====== RECORDS FOR THIS EXERCISE
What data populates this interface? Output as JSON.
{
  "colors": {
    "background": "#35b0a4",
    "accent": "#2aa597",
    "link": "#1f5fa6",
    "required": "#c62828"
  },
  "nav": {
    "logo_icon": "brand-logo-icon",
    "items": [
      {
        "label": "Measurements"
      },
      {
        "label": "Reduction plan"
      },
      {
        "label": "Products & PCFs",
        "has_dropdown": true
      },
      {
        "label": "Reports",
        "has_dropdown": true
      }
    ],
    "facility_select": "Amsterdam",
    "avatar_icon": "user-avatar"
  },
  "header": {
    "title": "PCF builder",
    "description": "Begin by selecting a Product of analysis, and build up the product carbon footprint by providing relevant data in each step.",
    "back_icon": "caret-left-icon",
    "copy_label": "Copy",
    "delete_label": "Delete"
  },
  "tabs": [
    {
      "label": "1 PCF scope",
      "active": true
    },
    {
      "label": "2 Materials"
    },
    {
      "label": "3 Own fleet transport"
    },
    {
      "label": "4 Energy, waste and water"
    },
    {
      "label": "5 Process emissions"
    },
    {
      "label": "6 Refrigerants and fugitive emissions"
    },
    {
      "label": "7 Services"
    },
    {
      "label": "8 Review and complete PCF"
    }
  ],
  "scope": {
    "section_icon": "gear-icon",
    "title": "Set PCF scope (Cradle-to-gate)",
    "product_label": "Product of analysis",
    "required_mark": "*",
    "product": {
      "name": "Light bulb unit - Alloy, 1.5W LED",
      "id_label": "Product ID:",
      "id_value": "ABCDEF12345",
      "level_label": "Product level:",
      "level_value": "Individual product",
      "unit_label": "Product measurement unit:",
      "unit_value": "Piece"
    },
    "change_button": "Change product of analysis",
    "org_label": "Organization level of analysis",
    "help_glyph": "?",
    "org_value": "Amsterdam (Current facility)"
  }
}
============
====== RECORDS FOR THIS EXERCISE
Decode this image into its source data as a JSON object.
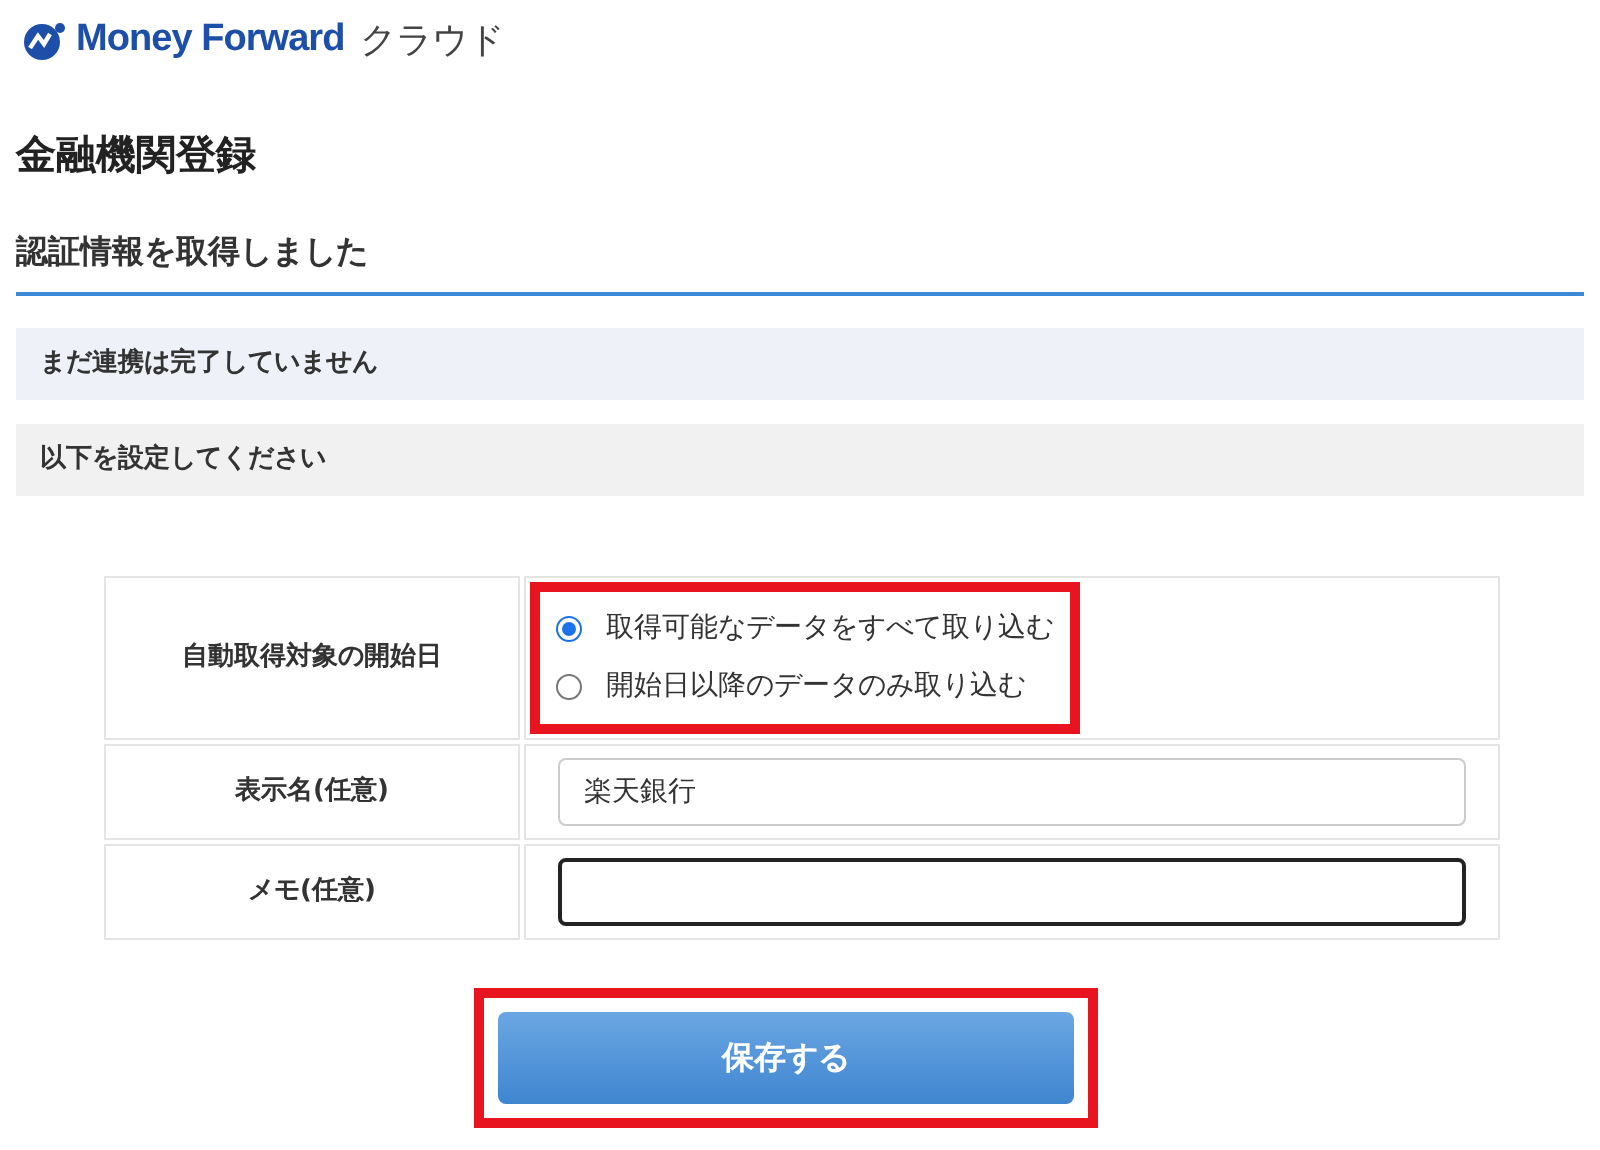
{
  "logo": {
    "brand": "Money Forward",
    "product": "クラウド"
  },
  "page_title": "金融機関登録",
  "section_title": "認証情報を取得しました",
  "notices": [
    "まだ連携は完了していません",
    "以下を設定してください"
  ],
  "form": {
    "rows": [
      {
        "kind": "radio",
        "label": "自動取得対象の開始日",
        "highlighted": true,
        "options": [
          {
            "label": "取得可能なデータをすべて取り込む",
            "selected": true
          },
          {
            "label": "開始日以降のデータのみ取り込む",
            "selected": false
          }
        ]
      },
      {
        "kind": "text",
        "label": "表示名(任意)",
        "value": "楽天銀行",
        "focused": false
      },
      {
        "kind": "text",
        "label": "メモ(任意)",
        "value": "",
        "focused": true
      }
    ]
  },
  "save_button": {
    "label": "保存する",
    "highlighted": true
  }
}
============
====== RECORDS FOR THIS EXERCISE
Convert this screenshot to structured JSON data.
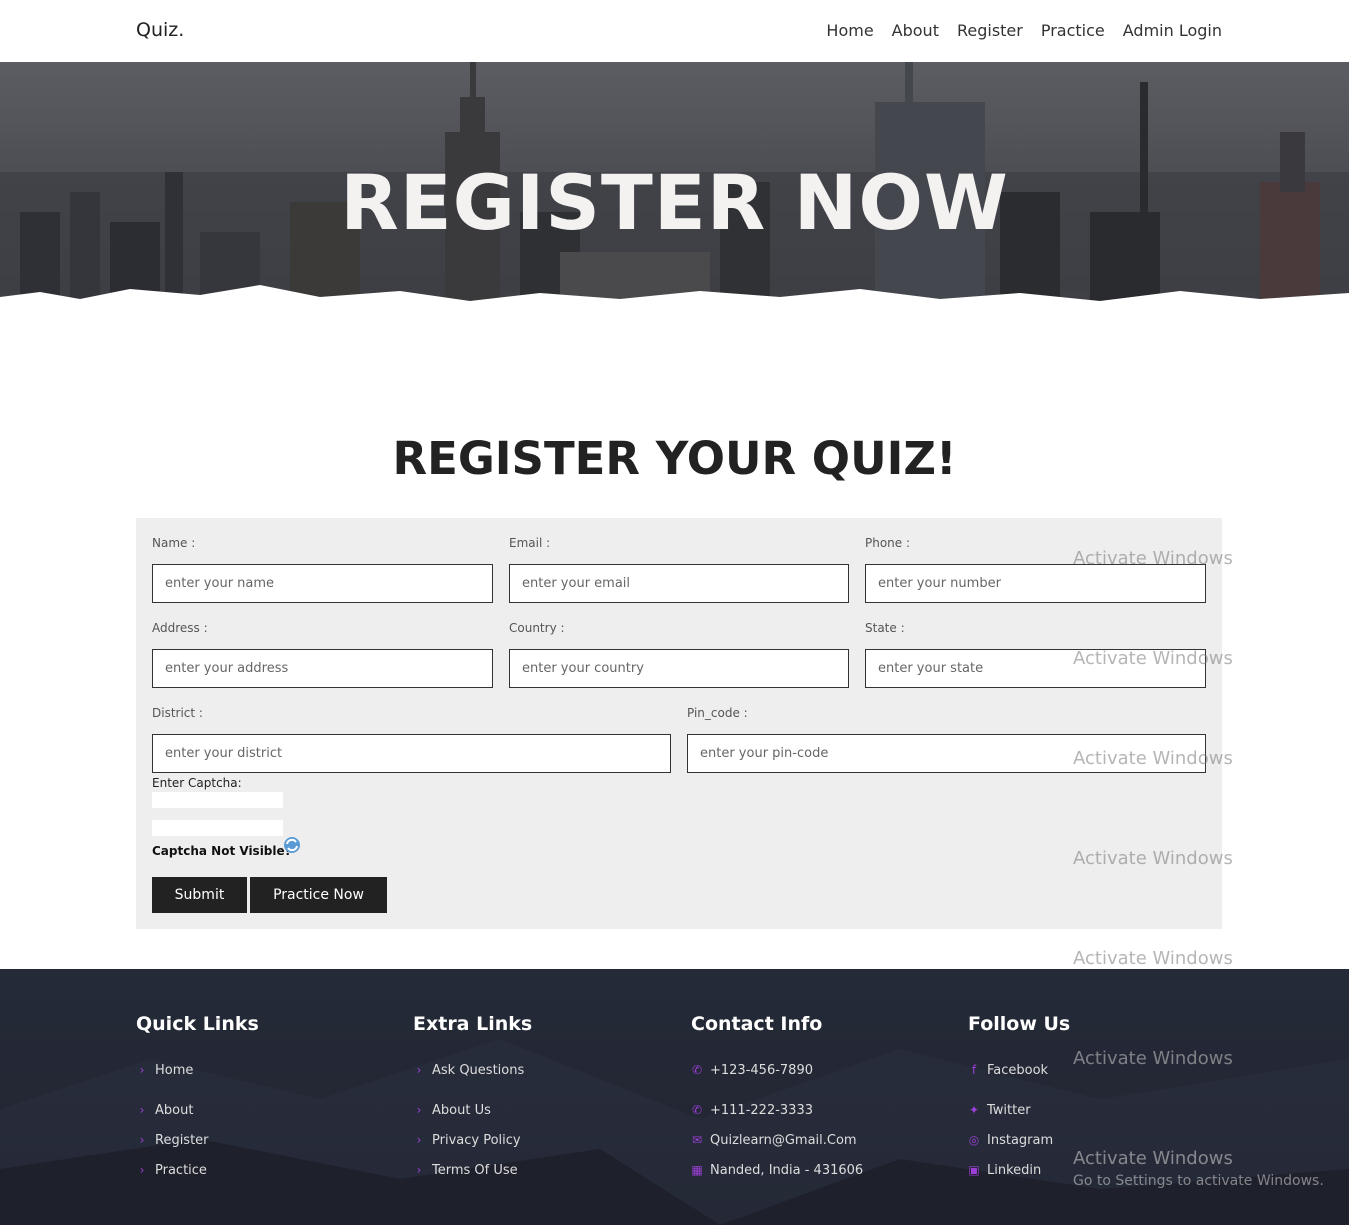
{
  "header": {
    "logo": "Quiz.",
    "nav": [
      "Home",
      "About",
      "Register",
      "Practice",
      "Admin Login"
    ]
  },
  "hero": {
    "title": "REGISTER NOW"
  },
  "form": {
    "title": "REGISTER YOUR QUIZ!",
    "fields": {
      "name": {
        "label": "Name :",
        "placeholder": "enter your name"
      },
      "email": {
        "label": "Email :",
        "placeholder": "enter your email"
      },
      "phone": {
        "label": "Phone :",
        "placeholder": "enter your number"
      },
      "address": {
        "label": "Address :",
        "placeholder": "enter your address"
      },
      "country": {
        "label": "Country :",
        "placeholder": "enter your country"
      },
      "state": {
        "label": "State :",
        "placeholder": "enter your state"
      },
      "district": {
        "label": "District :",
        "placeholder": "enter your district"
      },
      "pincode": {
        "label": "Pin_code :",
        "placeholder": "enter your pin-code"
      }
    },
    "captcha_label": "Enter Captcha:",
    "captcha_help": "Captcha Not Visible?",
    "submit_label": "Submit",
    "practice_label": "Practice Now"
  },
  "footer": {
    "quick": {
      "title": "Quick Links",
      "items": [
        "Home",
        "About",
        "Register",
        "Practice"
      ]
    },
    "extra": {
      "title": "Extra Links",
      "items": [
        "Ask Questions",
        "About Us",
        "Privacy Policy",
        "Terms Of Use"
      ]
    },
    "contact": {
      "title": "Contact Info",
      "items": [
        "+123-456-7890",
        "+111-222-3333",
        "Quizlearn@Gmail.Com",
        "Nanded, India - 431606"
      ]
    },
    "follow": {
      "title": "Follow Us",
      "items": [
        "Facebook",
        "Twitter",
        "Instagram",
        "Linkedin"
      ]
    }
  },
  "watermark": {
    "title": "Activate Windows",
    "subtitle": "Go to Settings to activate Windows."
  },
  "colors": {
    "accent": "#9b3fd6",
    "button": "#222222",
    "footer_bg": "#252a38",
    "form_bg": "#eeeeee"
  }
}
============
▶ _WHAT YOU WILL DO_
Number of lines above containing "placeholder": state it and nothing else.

▶ _RESPONSE TO THIS EXERCISE_
8